Losing weight can have a big impact on diabetes. Although it might not cure type 2 diabetes in every case, getting to a healthy body weight does have that potential for many people. Even if it doesn’t completely cure the disease, losing weight may make it possible for people with diabetes to take less medication. It often helps manage or prevent some of the health problems that can come with diabetes, too.
People who have diabetes have too much sugar in their blood. This happens because of a problem with the hormone called insulin. Insulin is made in the pancreas — a gland located just behind the stomach. When you eat, the pancreas releases insulin into your bloodstream. The insulin allows sugar to enter your cells, lowering the amount of sugar in your blood.
If you have type 2 diabetes, the pancreas does not make enough insulin or your body cannot use insulin as well as it should. So sugar cannot move into your cells. Instead, it builds up in your blood.
The reason why type 2 diabetes develops is not completely clear. But being overweight plays a role. In people who are overweight, the body sometimes needs as much as two to three times more insulin than it would if it was at a healthy weight. In those who develop diabetes, that is more insulin than the pancreas is able to produce.
When the pancreas tries to make that much insulin, it is pushed beyond its capacity and insulin-producing cells start to die. That makes the situation worse because the pancreas then has even fewer cells with which to make insulin. Compounding the problem, research also has shown that fat cells of people who are obese and who have more abdominal fat actually release molecules that can be harmful to the pancreas. So the more abdominal fat you have, the higher the risk of damage to your pancreas.

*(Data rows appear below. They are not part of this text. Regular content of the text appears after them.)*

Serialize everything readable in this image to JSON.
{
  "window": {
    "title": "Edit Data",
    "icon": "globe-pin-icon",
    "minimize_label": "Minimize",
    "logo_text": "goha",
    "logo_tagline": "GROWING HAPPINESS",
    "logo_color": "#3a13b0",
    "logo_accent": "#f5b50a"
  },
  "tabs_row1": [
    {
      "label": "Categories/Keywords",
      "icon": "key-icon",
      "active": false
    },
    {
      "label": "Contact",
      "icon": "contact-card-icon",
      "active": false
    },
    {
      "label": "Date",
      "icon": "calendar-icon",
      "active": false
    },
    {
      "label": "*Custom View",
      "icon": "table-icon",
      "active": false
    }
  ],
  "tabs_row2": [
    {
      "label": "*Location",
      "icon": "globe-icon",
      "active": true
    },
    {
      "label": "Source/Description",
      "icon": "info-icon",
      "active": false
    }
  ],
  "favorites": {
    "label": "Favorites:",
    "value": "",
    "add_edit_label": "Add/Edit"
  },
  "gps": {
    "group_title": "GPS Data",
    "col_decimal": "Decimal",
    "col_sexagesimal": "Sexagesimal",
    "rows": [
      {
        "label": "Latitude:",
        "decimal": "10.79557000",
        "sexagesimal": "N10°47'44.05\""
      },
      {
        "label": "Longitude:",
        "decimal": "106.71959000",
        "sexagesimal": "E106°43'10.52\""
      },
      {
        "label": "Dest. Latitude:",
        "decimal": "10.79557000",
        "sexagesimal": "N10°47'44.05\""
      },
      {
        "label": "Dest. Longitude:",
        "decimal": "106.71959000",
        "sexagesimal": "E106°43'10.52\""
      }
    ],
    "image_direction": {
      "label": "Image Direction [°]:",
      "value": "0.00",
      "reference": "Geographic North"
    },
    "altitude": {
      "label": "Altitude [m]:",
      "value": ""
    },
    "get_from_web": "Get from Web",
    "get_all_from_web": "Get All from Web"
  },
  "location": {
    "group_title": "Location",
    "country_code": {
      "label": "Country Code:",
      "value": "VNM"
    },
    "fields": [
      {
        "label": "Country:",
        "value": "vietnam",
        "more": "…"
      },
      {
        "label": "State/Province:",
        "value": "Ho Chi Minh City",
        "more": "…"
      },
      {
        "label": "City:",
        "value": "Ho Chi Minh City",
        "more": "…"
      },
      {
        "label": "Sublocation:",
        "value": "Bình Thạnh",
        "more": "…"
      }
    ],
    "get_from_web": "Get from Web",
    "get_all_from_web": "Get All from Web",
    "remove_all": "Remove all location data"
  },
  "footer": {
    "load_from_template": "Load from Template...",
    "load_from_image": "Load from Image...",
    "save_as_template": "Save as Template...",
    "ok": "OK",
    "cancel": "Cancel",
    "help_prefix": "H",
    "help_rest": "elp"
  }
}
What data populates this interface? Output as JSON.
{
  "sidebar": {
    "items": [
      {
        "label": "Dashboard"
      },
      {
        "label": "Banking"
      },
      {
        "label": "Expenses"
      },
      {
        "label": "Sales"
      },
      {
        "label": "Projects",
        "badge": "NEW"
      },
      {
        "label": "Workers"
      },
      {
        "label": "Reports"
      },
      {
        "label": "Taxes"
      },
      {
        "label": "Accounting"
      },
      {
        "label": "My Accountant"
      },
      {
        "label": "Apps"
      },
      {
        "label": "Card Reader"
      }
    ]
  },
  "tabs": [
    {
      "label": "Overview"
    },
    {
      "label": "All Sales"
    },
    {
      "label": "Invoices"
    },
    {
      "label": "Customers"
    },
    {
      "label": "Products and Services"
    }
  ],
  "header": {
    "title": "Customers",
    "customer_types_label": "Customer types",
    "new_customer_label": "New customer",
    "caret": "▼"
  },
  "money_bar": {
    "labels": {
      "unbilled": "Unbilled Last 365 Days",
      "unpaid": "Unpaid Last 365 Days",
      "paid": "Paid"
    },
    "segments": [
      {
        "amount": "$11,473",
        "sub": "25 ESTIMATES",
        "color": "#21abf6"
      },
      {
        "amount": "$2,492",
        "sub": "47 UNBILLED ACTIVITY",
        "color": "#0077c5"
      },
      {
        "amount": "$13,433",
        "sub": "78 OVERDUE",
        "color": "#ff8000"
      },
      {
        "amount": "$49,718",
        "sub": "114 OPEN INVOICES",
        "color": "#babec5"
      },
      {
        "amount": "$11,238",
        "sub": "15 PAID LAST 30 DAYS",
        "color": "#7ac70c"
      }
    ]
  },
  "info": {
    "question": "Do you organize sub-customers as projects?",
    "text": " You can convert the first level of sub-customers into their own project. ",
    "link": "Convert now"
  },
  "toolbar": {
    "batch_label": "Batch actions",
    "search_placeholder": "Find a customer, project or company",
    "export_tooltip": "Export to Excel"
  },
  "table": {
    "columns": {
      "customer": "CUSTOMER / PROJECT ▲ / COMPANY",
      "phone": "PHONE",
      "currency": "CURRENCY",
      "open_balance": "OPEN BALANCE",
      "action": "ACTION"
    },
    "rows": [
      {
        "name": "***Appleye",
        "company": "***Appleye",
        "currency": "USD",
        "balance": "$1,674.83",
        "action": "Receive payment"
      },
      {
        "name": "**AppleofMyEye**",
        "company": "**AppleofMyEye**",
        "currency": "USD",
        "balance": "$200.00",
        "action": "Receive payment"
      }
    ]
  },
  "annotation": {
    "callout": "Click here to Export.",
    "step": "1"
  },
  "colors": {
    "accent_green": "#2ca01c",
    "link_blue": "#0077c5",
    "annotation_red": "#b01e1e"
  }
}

Getting to a lower weight reduces many of these problems. When you weigh less, your pancreas is better able to keep up with your body’s need for insulin. In some cases, weight loss is enough to restore blood sugar to a normal level, which eliminates diabetes. Even if it doesn’t get your blood sugar completely back to normal, it may lower your need for insulin therapy or other medications to control diabetes. It also lessens your risk for other serious complications of diabetes, including heart problems, kidney disease and nerve damage.
The benefits of healthy weight as it relates to diabetes continue over time, too. Many people mistakenly believe that a person’s risk for diabetes automatically goes up with age. In fact, your diabetes risk rises over time only if you gain weight and are less active as you age. For those who stay fit, the risk of developing diabetes remains the same or increases only slightly.
For those with a family history of diabetes, weight control is critical. Research has shown that people who have a family history of type 2 diabetes are more vulnerable to developing type 2 diabetes themselves. Staying at a healthy weight lowers their chances of getting the disease by about 70 to 90 percent.
In general, healthy weight is defined as a body mass index, or BMI, of 25 or lower. To get there, you don’t need to run marathons or do hours of workouts each day. But you do need to be active on a regular basis. If you are interested in losing weight, talk to your doctor about an exercise and diet program that best fits your needs.